Determine how many lines in the entries below contain "description", and output only that number.

***

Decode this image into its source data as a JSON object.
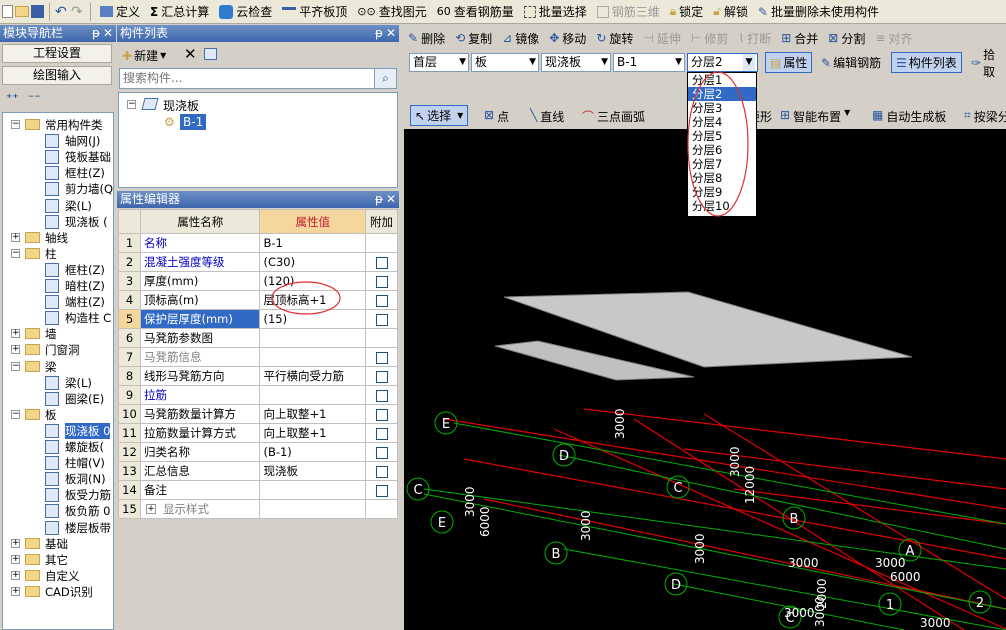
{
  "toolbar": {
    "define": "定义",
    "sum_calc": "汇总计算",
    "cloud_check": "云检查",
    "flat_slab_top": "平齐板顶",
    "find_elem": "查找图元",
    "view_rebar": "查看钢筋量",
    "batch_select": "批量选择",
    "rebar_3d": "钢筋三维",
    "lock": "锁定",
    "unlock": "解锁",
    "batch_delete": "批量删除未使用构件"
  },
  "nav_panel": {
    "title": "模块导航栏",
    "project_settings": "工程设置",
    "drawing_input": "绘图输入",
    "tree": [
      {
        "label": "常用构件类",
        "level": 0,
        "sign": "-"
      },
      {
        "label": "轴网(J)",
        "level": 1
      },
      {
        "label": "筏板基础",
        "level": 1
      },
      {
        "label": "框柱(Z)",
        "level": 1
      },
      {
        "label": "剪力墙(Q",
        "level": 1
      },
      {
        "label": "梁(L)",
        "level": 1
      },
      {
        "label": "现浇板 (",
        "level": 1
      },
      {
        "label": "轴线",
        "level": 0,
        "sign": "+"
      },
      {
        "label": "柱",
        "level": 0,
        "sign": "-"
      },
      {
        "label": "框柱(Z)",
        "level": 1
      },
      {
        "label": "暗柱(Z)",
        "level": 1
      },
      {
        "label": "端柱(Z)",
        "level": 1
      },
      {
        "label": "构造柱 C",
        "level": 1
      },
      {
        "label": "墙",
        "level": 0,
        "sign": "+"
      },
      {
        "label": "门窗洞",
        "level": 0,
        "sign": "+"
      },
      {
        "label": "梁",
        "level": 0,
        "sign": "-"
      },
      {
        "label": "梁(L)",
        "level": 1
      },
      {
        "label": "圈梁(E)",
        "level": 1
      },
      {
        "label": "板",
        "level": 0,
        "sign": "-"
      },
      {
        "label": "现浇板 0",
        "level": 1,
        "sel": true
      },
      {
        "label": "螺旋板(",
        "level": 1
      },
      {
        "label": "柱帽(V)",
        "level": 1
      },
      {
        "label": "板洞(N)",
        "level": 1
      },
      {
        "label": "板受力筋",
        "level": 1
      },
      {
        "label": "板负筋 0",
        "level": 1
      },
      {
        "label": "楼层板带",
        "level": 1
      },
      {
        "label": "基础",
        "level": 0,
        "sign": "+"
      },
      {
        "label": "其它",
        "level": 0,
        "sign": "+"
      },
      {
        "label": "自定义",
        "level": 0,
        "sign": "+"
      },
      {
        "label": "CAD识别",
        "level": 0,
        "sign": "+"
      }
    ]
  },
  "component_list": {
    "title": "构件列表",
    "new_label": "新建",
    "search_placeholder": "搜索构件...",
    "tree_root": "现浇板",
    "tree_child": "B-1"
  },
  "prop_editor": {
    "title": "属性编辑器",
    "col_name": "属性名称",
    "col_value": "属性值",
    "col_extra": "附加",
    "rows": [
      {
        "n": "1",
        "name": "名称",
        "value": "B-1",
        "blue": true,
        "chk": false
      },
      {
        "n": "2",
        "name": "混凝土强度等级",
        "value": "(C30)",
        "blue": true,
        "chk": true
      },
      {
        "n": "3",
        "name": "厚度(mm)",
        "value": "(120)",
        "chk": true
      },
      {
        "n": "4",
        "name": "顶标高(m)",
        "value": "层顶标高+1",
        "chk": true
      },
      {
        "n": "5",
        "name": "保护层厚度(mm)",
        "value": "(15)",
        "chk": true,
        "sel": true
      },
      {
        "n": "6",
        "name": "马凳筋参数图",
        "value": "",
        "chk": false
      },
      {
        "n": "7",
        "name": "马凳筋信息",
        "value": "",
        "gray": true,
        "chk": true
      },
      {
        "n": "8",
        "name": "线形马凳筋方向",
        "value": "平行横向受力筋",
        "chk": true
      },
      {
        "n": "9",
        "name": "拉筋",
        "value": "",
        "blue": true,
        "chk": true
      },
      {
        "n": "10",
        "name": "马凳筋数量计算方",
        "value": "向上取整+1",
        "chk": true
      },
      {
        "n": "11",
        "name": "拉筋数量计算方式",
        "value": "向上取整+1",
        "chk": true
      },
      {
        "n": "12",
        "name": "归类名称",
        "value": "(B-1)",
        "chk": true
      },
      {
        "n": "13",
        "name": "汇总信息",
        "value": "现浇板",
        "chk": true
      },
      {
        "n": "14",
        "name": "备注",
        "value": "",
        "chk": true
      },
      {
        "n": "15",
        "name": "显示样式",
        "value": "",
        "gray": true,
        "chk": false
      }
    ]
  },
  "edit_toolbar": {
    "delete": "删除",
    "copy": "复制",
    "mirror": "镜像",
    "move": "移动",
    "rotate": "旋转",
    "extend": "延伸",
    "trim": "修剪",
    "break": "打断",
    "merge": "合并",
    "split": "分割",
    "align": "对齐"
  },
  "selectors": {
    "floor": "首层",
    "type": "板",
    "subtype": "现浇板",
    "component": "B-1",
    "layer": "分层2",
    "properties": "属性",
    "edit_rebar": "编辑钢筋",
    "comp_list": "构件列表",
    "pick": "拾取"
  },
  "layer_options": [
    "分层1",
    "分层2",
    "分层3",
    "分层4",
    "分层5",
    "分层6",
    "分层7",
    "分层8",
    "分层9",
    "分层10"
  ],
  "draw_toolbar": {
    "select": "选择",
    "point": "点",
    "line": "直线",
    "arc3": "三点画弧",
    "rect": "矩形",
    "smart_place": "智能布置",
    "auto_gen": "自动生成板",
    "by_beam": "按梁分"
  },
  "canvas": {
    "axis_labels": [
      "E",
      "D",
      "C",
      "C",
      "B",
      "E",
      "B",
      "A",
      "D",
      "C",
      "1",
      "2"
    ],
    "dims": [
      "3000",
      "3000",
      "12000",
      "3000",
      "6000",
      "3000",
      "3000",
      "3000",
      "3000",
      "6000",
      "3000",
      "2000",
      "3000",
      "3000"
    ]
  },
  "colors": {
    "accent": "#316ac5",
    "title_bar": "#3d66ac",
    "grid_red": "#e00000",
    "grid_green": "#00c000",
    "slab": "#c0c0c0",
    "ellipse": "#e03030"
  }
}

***

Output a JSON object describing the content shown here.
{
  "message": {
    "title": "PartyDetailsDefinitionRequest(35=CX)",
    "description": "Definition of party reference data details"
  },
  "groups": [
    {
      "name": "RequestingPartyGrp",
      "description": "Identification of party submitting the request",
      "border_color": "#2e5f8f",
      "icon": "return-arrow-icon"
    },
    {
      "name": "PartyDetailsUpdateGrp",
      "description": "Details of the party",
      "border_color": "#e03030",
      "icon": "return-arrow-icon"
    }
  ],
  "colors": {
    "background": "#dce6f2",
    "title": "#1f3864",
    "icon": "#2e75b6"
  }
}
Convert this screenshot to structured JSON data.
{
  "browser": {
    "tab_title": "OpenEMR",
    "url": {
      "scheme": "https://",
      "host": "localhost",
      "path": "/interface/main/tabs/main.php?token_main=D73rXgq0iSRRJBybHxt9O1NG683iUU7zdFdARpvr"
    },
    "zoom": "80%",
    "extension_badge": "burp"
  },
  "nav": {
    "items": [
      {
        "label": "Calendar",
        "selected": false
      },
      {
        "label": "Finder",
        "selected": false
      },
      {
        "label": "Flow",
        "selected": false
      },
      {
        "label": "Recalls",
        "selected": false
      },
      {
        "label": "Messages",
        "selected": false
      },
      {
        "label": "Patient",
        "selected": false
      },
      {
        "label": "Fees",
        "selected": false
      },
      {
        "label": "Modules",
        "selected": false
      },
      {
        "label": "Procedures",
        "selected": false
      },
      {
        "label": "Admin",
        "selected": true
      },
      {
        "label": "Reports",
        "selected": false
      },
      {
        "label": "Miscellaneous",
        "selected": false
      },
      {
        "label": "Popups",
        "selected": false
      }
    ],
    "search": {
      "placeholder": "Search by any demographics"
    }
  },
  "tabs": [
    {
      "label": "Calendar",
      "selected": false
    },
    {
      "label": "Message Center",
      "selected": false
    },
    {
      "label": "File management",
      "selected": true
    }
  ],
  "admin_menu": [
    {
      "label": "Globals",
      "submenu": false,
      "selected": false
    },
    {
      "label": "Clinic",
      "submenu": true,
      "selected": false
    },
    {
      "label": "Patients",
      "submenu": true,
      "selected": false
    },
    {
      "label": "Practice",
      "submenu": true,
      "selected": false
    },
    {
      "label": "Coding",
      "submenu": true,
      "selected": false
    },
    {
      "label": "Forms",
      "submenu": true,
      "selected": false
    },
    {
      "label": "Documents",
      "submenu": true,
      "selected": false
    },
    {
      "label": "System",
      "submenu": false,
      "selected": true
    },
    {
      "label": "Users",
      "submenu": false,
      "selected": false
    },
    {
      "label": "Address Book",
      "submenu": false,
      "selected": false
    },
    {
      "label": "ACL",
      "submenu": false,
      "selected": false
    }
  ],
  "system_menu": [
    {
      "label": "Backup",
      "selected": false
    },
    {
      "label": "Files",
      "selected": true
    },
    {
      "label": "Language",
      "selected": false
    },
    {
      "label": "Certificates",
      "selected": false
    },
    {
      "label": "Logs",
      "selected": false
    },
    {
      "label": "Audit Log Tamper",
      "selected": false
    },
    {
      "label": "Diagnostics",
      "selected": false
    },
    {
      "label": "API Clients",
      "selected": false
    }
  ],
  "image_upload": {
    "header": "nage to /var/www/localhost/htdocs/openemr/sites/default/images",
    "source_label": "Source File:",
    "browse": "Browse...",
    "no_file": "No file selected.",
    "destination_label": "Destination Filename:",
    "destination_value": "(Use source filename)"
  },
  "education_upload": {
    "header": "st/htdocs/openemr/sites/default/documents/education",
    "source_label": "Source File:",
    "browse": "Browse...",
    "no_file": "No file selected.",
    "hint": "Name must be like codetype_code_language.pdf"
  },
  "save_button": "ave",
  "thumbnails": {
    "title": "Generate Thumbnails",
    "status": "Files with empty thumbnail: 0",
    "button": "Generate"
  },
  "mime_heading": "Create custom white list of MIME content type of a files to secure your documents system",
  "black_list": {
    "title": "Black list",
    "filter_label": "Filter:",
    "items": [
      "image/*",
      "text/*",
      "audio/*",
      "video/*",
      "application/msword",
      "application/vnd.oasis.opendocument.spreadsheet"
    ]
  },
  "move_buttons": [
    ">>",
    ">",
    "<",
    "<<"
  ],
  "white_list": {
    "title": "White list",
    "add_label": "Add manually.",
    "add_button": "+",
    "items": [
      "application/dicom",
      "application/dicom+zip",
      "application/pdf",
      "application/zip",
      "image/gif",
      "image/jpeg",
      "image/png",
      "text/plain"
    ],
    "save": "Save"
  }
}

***

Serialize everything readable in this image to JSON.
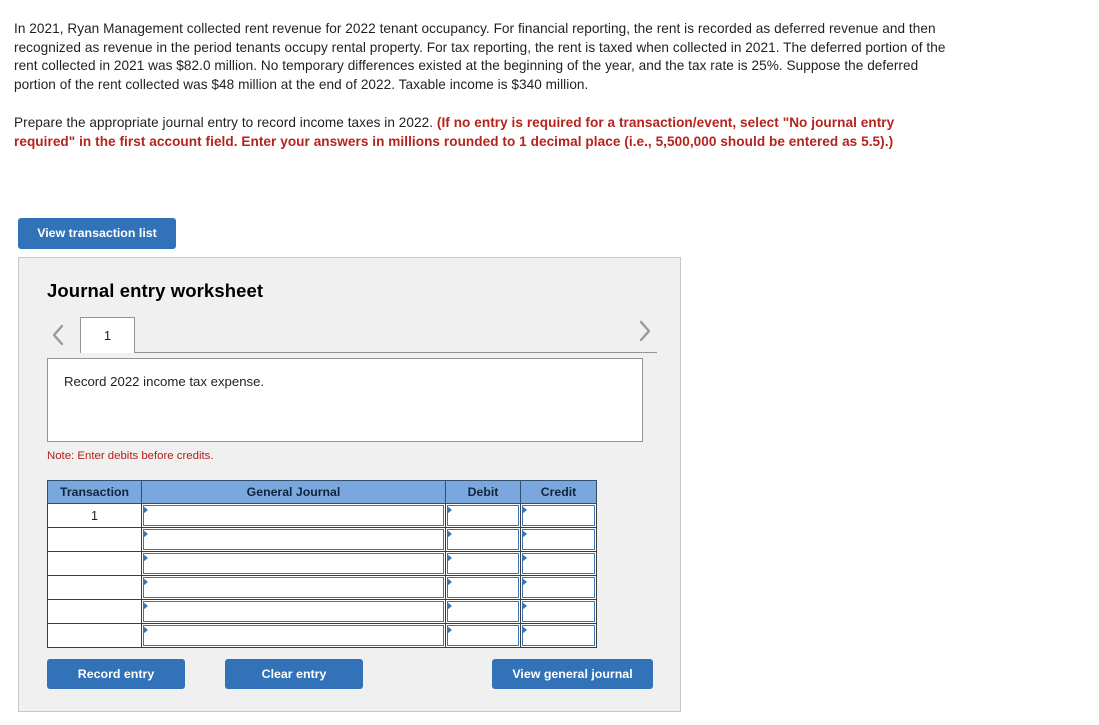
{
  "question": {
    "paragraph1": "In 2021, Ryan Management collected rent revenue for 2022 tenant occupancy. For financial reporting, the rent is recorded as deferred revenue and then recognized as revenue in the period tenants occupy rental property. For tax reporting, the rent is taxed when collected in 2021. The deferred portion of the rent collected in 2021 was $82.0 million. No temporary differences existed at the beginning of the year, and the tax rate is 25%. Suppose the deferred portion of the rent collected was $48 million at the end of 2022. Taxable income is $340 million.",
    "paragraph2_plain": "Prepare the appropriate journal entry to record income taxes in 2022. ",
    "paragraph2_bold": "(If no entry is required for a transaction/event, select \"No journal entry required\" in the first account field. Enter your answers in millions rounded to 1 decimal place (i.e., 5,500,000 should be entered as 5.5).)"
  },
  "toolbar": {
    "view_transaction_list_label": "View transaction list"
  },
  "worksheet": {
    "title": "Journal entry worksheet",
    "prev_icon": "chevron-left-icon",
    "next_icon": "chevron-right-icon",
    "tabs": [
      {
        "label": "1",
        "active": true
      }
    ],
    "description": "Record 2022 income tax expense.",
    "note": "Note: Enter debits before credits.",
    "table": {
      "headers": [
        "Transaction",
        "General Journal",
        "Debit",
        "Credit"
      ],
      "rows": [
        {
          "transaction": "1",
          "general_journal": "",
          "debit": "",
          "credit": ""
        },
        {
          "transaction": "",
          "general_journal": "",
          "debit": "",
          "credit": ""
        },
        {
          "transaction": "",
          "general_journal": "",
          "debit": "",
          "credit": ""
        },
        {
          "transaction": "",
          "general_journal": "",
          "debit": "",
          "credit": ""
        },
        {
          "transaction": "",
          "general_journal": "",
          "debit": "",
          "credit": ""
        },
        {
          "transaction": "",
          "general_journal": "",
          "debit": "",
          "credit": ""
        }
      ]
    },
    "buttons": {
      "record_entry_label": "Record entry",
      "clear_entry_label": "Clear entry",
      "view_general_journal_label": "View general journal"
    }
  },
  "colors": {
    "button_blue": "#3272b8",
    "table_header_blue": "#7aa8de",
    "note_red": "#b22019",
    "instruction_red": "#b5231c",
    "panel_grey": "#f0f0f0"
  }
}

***

## Written response
4